Deciduous Magnolia Varieties
Although many deciduous Magnolias are smaller growing than their evergreen cousins they are widely used as feature trees. Over time some varieties will still grow into a large tree.
Flowering on bare stems in late winter, deciduous magnolias produce some of the best flowers for this time of the year some are small and delicate while others are large, as big as dinner plates.
Flower color varies from white from ‘Stellata’ and others through to the reds of cultivars such as‘Vulcan’ one of the best red flowering deciduous magnolias pictured right, and even deeper.
Deciduous Magnolia Varieties
Many deciduous Magnolias available are old favourites such as Magnolia Stellata the ‘waterlily magnolia’ or ‘star magnolia’ it is native to Japan.
M. Denudta and M. soulangeana are well known, but what about some of the new cultivars now available. New deciduous varieties include Magnolia Felix, Royal Purple, Vulcan and Black Tulip are three new release deciduous Magnolias from Jury Magnolias in New Zealand.
Magnolia ‘Felix’ produces stunning large flowers that have been measured to nearly 14 inches across. The fragrant flowers appear early in spring and Magnolia ‘Felix’ is a prolific flowering tree. Growing to 5-6m (15 – 20ft) if left alone, expect Magnolia Felix to grow at 60cm (24 inches) a year in ideal conditions but usually 30 cm (12 inches). Foliage following the flowers is a lighter green than many magnolias but quite large.
Magnolia ‘Black Tulip’ is another deciduous new introduction, dark red cup shaped flowers that maintains a tighter shape than many magnolias, they look a little like large rounded tulips, hence the name. Eventually this one will reach 4-6m (12 – 18ft) and again Magnolia ‘Black Tulip’ is a prolific flowering specimen.
Magnolia Vulcan is another Jury release, a smaller growing deciduous tree to 15ft. Large ‘port wine’ coloured flowers and again a prolific flowering deciduous magnolia well worth a place as a feature tree in the garden.
Magnolia ‘Royal Purple’ is an interesting release, a more upright habit than many magnolias, brilliant purple flowers and well suited as a feature tree.

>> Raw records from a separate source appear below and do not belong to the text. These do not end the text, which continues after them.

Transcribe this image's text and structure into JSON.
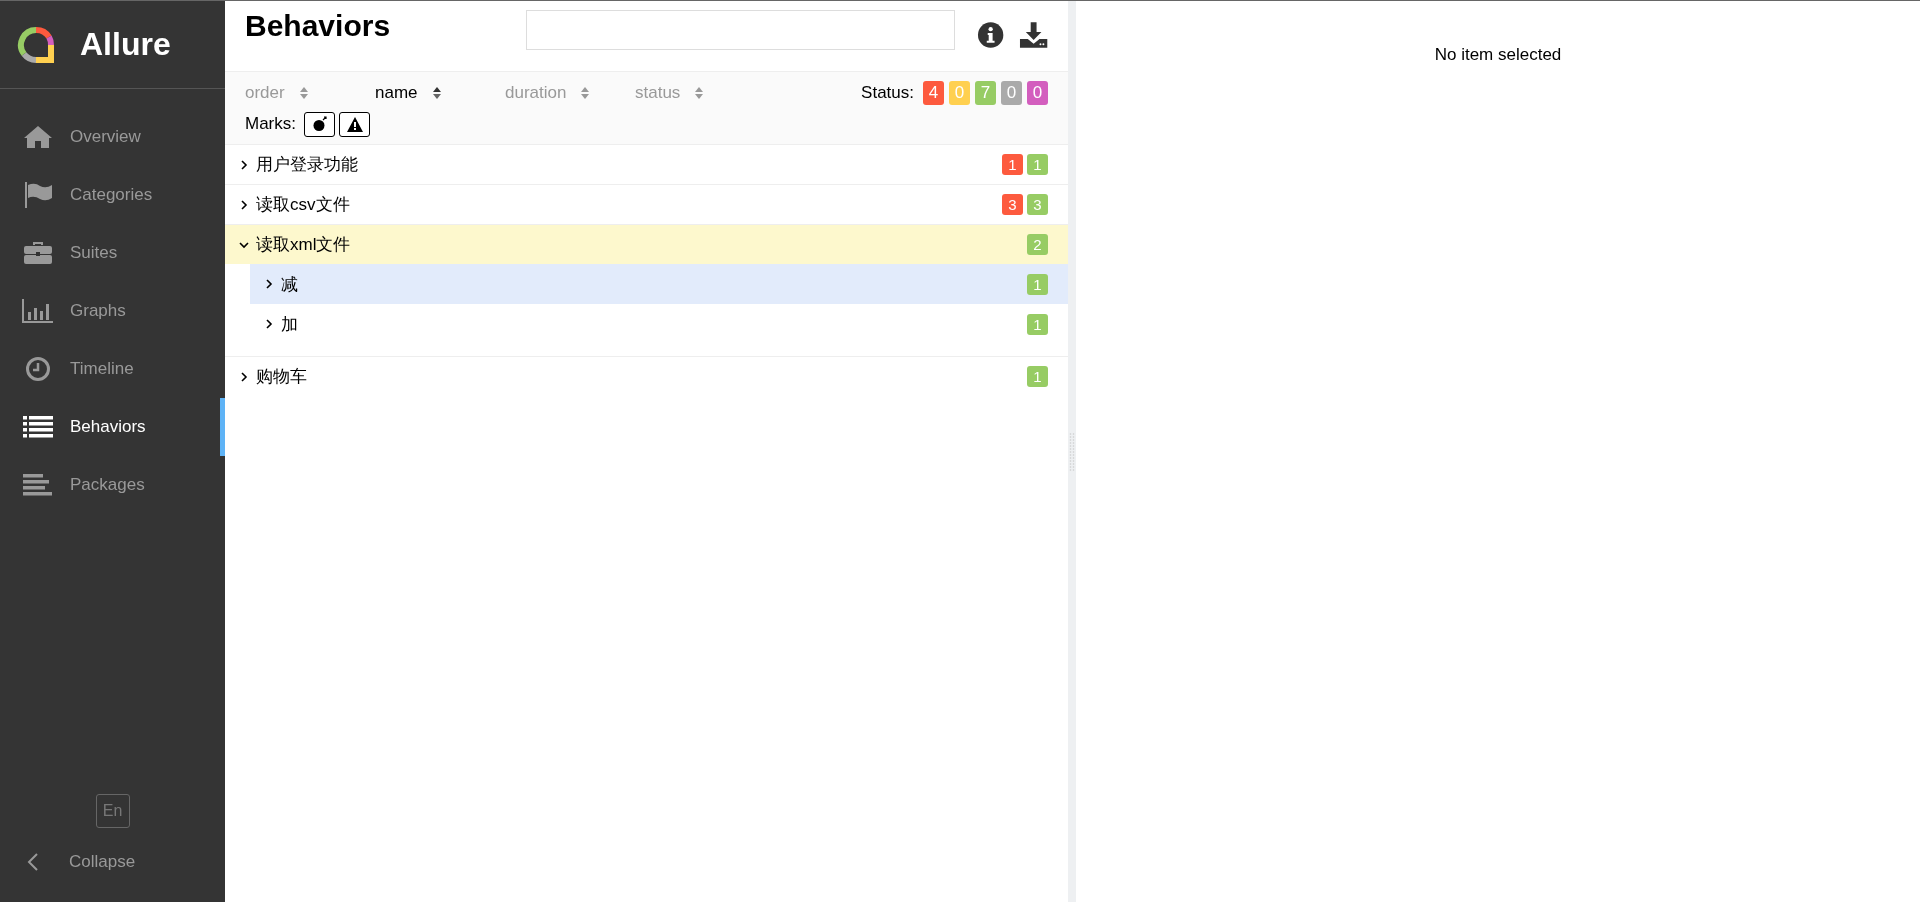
{
  "brand": {
    "title": "Allure"
  },
  "sidebar": {
    "items": [
      {
        "label": "Overview",
        "selected": false
      },
      {
        "label": "Categories",
        "selected": false
      },
      {
        "label": "Suites",
        "selected": false
      },
      {
        "label": "Graphs",
        "selected": false
      },
      {
        "label": "Timeline",
        "selected": false
      },
      {
        "label": "Behaviors",
        "selected": true
      },
      {
        "label": "Packages",
        "selected": false
      }
    ],
    "language": "En",
    "collapse": "Collapse"
  },
  "pane": {
    "title": "Behaviors",
    "sorters": [
      {
        "label": "order",
        "selected": false
      },
      {
        "label": "name",
        "selected": true
      },
      {
        "label": "duration",
        "selected": false
      },
      {
        "label": "status",
        "selected": false
      }
    ],
    "status_label": "Status:",
    "status_filters": [
      {
        "count": "4",
        "color": "#fd5a3e"
      },
      {
        "count": "0",
        "color": "#ffd050"
      },
      {
        "count": "7",
        "color": "#97cc64"
      },
      {
        "count": "0",
        "color": "#aaaaaa"
      },
      {
        "count": "0",
        "color": "#d35ebe"
      }
    ],
    "marks_label": "Marks:"
  },
  "tree": [
    {
      "name": "用户登录功能",
      "expanded": false,
      "selected": false,
      "counts": [
        {
          "count": "1",
          "color": "#fd5a3e"
        },
        {
          "count": "1",
          "color": "#97cc64"
        }
      ]
    },
    {
      "name": "读取csv文件",
      "expanded": false,
      "selected": false,
      "counts": [
        {
          "count": "3",
          "color": "#fd5a3e"
        },
        {
          "count": "3",
          "color": "#97cc64"
        }
      ]
    },
    {
      "name": "读取xml文件",
      "expanded": true,
      "selected": false,
      "counts": [
        {
          "count": "2",
          "color": "#97cc64"
        }
      ],
      "children": [
        {
          "name": "减",
          "expanded": false,
          "selected": true,
          "counts": [
            {
              "count": "1",
              "color": "#97cc64"
            }
          ]
        },
        {
          "name": "加",
          "expanded": false,
          "selected": false,
          "counts": [
            {
              "count": "1",
              "color": "#97cc64"
            }
          ]
        }
      ]
    },
    {
      "name": "购物车",
      "expanded": false,
      "selected": false,
      "counts": [
        {
          "count": "1",
          "color": "#97cc64"
        }
      ]
    }
  ],
  "detail": {
    "empty_text": "No item selected"
  }
}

Magnolia stellata ‘waterlily’ (pictured right) is one of the classic white flowering cultivars, it has been around for many years and is still one of the best white flowering deciduous varieties available.
Pruning deciduous Magnolias
The real beauty is that these plants need little to no pruning at all. You might need to remove any dead or damaged wood from time to time. we have one very mature deciduous magnolia that needs to be pruned back every year or two.
The time to do this is in winter when you can see the structure. Go easy on them, the natural shape is usually the best.
Magnolia stellata ‘waterlily’ is one of the classic white flowering deciduous magnolias
Deciduous magnolias do not have a strong tendency to send up a strong leader, so can be pruned to shape. Low limbs can be left so that flowers are on show. Do not prune magnolias in early spring as the sap is flowing and this can cause bleeding, prune from early to mid summer.
These are plants that require a humus rich moist soil so dig in some well rotted compost before planting, amend heavy clay soils to provide good drainage. Although most will grow well in full sun, very hot conditions are not ideal.
Consider a little afternoon shade where possible, deep shade is not suitable. Once we get to tropical areas more sun is required.
A little slow to flower, be prepared to wait a year or two with new plants, however once established they produce masses of flowers, and in some years a second flush in late summer to autumn.
In general once established these plants are ‘problem free’ and very few pests or diseases. So with a little mulch each year to help retain a cool moist root run, a general purpose fertilizer in early spring, and perhaps a little extra water during dry summers you will have a wonderful flowering deciduous magnolia, just choose the size carefully, because some are very big and others rather small.